TASK PROMPT:
Each entry should be restated word for word, with all pictures left out.

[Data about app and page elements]
============================================================

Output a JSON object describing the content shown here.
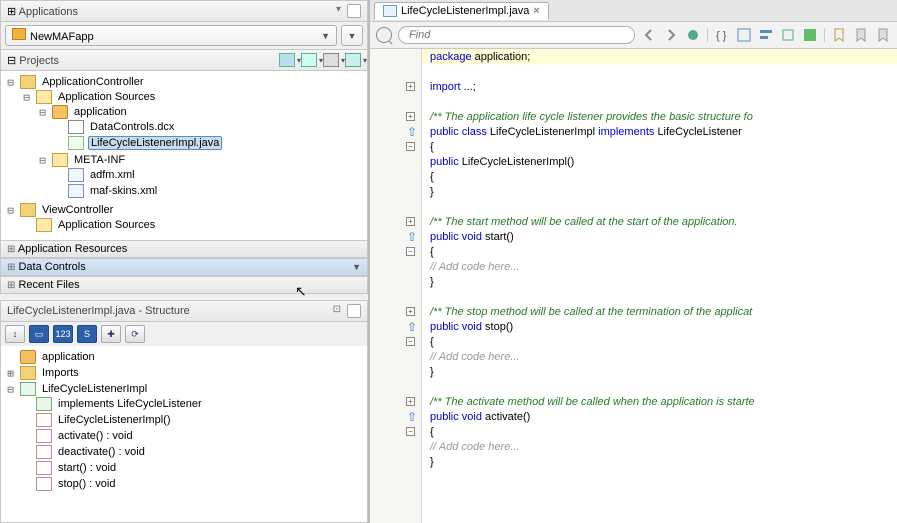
{
  "left": {
    "applications": {
      "title": "Applications"
    },
    "appDropdown": {
      "value": "NewMAFapp"
    },
    "projects": {
      "title": "Projects"
    },
    "tree": {
      "appController": "ApplicationController",
      "appSources": "Application Sources",
      "pkg": "application",
      "dcx": "DataControls.dcx",
      "selected": "LifeCycleListenerImpl.java",
      "meta": "META-INF",
      "adfm": "adfm.xml",
      "skins": "maf-skins.xml",
      "viewCtrl": "ViewController",
      "vcAppSources": "Application Sources"
    },
    "appRes": "Application Resources",
    "dataCtrls": "Data Controls",
    "recent": "Recent Files",
    "structure": {
      "title": "LifeCycleListenerImpl.java - Structure",
      "pkg": "application",
      "imports": "Imports",
      "cls": "LifeCycleListenerImpl",
      "impl": "implements LifeCycleListener",
      "ctor": "LifeCycleListenerImpl()",
      "m1": "activate() : void",
      "m2": "deactivate() : void",
      "m3": "start() : void",
      "m4": "stop() : void"
    }
  },
  "editor": {
    "tab": "LifeCycleListenerImpl.java",
    "findPlaceholder": "Find",
    "code": {
      "pkgLine_a": "package",
      "pkgLine_b": " application;",
      "importLine_a": "import",
      "importLine_b": " ...;",
      "jd1": "/** The application life cycle listener provides the basic structure fo",
      "cls_a": "public class ",
      "cls_b": "LifeCycleListenerImpl ",
      "cls_c": "implements ",
      "cls_d": "LifeCycleListener",
      "ob": "{",
      "cb": "}",
      "ctor_a": "public",
      "ctor_b": " LifeCycleListenerImpl()",
      "jd2": "/** The start method will be called at the start of the application.",
      "m1_a": "public void",
      "m1_b": " start()",
      "addCode": "// Add code here...",
      "jd3": "/** The stop method will be called at the termination of the applicat",
      "m2_b": " stop()",
      "jd4": "/** The activate method will be called when the application is starte",
      "m3_b": " activate()"
    }
  }
}
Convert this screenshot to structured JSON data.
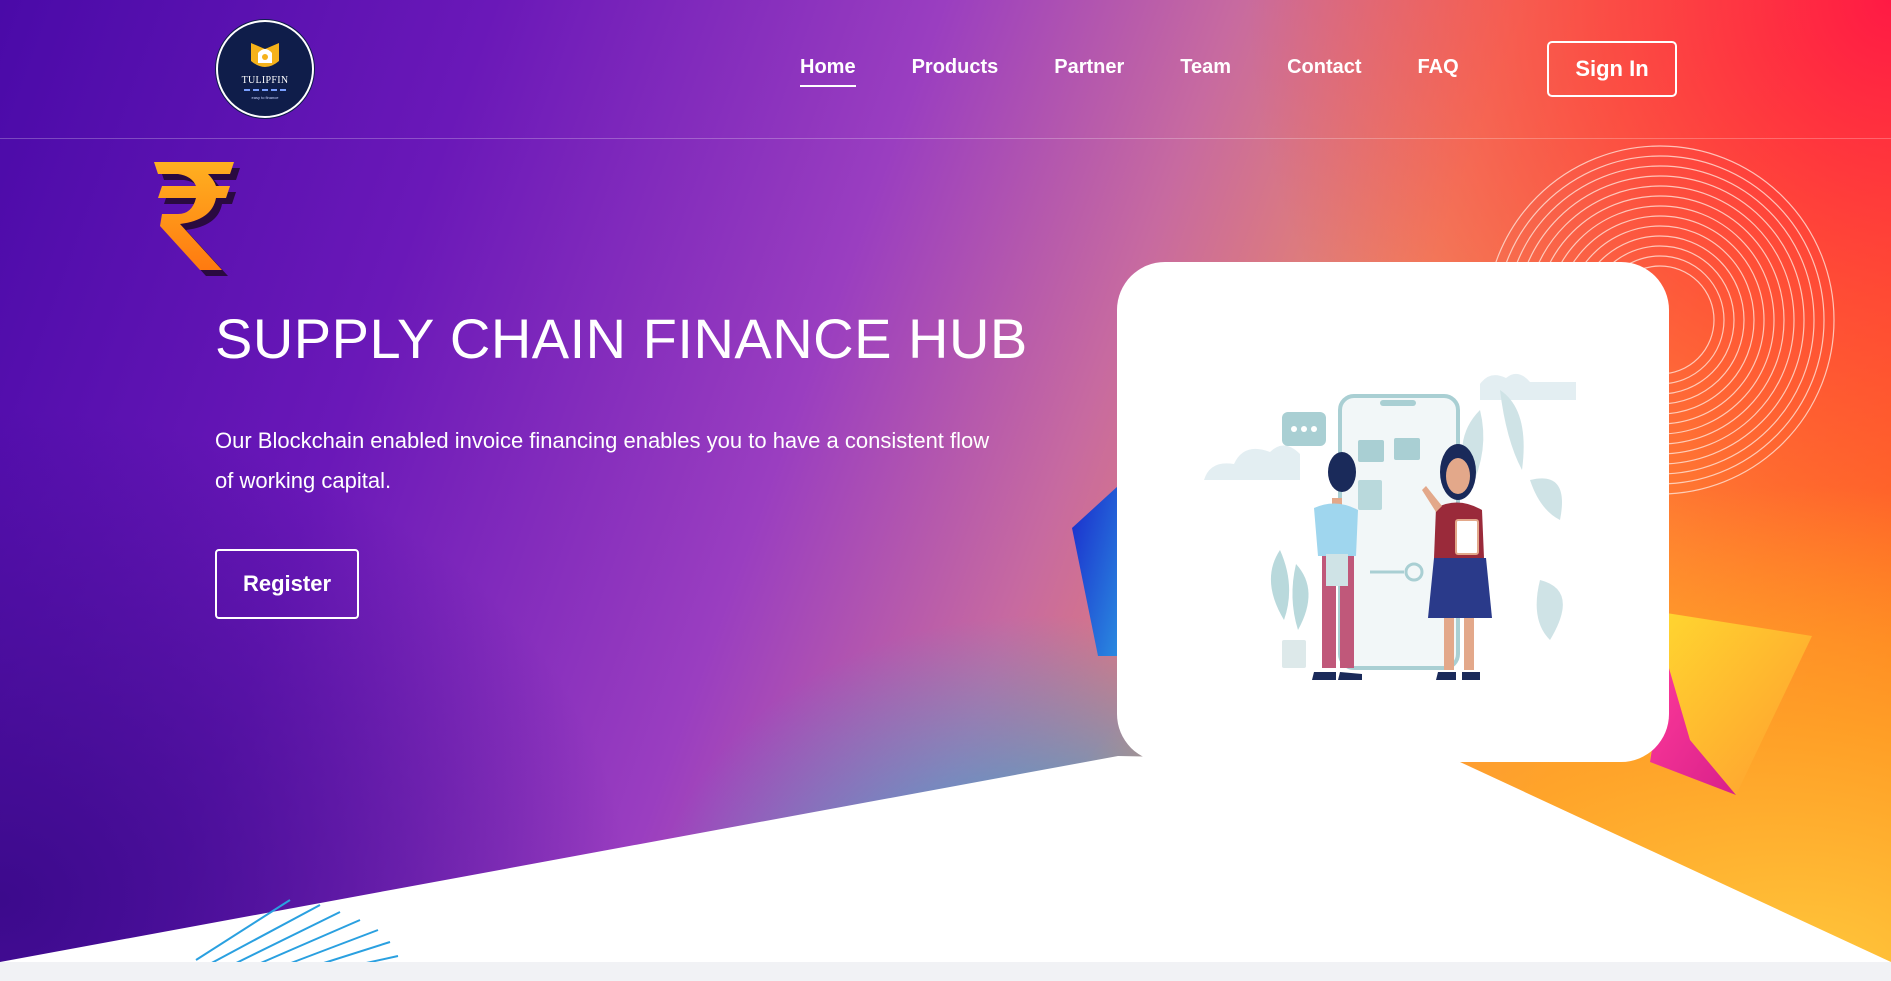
{
  "brand": {
    "logo_text": "TULIPFIN",
    "logo_tagline": "easy to finance"
  },
  "nav": {
    "items": [
      {
        "label": "Home",
        "active": true
      },
      {
        "label": "Products",
        "active": false
      },
      {
        "label": "Partner",
        "active": false
      },
      {
        "label": "Team",
        "active": false
      },
      {
        "label": "Contact",
        "active": false
      },
      {
        "label": "FAQ",
        "active": false
      }
    ],
    "signin_label": "Sign In"
  },
  "hero": {
    "title": "SUPPLY CHAIN FINANCE HUB",
    "description": "Our Blockchain enabled invoice financing enables you to have a consistent flow of working capital.",
    "register_label": "Register",
    "icon": "rupee-icon",
    "illustration": "two-people-with-phone-illustration"
  },
  "colors": {
    "purple": "#4a0aa8",
    "orange": "#ff8a30",
    "red": "#ff1a50",
    "logo_navy": "#0f1d4a"
  }
}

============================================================

SOLUTION TO THE EXERCISE:
Output a JSON object describing the content shown here.
{
  "left": {
    "applications": {
      "title": "Applications"
    },
    "appDropdown": {
      "value": "NewMAFapp"
    },
    "projects": {
      "title": "Projects"
    },
    "tree": {
      "appController": "ApplicationController",
      "appSources": "Application Sources",
      "pkg": "application",
      "dcx": "DataControls.dcx",
      "selected": "LifeCycleListenerImpl.java",
      "meta": "META-INF",
      "adfm": "adfm.xml",
      "skins": "maf-skins.xml",
      "viewCtrl": "ViewController",
      "vcAppSources": "Application Sources"
    },
    "appRes": "Application Resources",
    "dataCtrls": "Data Controls",
    "recent": "Recent Files",
    "structure": {
      "title": "LifeCycleListenerImpl.java - Structure",
      "pkg": "application",
      "imports": "Imports",
      "cls": "LifeCycleListenerImpl",
      "impl": "implements LifeCycleListener",
      "ctor": "LifeCycleListenerImpl()",
      "m1": "activate() : void",
      "m2": "deactivate() : void",
      "m3": "start() : void",
      "m4": "stop() : void"
    }
  },
  "editor": {
    "tab": "LifeCycleListenerImpl.java",
    "findPlaceholder": "Find",
    "code": {
      "pkgLine_a": "package",
      "pkgLine_b": " application;",
      "importLine_a": "import",
      "importLine_b": " ...;",
      "jd1": "/** The application life cycle listener provides the basic structure fo",
      "cls_a": "public class ",
      "cls_b": "LifeCycleListenerImpl ",
      "cls_c": "implements ",
      "cls_d": "LifeCycleListener",
      "ob": "{",
      "cb": "}",
      "ctor_a": "public",
      "ctor_b": " LifeCycleListenerImpl()",
      "jd2": "/** The start method will be called at the start of the application.",
      "m1_a": "public void",
      "m1_b": " start()",
      "addCode": "// Add code here...",
      "jd3": "/** The stop method will be called at the termination of the applicat",
      "m2_b": " stop()",
      "jd4": "/** The activate method will be called when the application is starte",
      "m3_b": " activate()"
    }
  }
}
Convert this screenshot to structured JSON data.
{
  "brand": {
    "logo_text": "TULIPFIN",
    "logo_tagline": "easy to finance"
  },
  "nav": {
    "items": [
      {
        "label": "Home",
        "active": true
      },
      {
        "label": "Products",
        "active": false
      },
      {
        "label": "Partner",
        "active": false
      },
      {
        "label": "Team",
        "active": false
      },
      {
        "label": "Contact",
        "active": false
      },
      {
        "label": "FAQ",
        "active": false
      }
    ],
    "signin_label": "Sign In"
  },
  "hero": {
    "title": "SUPPLY CHAIN FINANCE HUB",
    "description": "Our Blockchain enabled invoice financing enables you to have a consistent flow of working capital.",
    "register_label": "Register",
    "icon": "rupee-icon",
    "illustration": "two-people-with-phone-illustration"
  },
  "colors": {
    "purple": "#4a0aa8",
    "orange": "#ff8a30",
    "red": "#ff1a50",
    "logo_navy": "#0f1d4a"
  }
}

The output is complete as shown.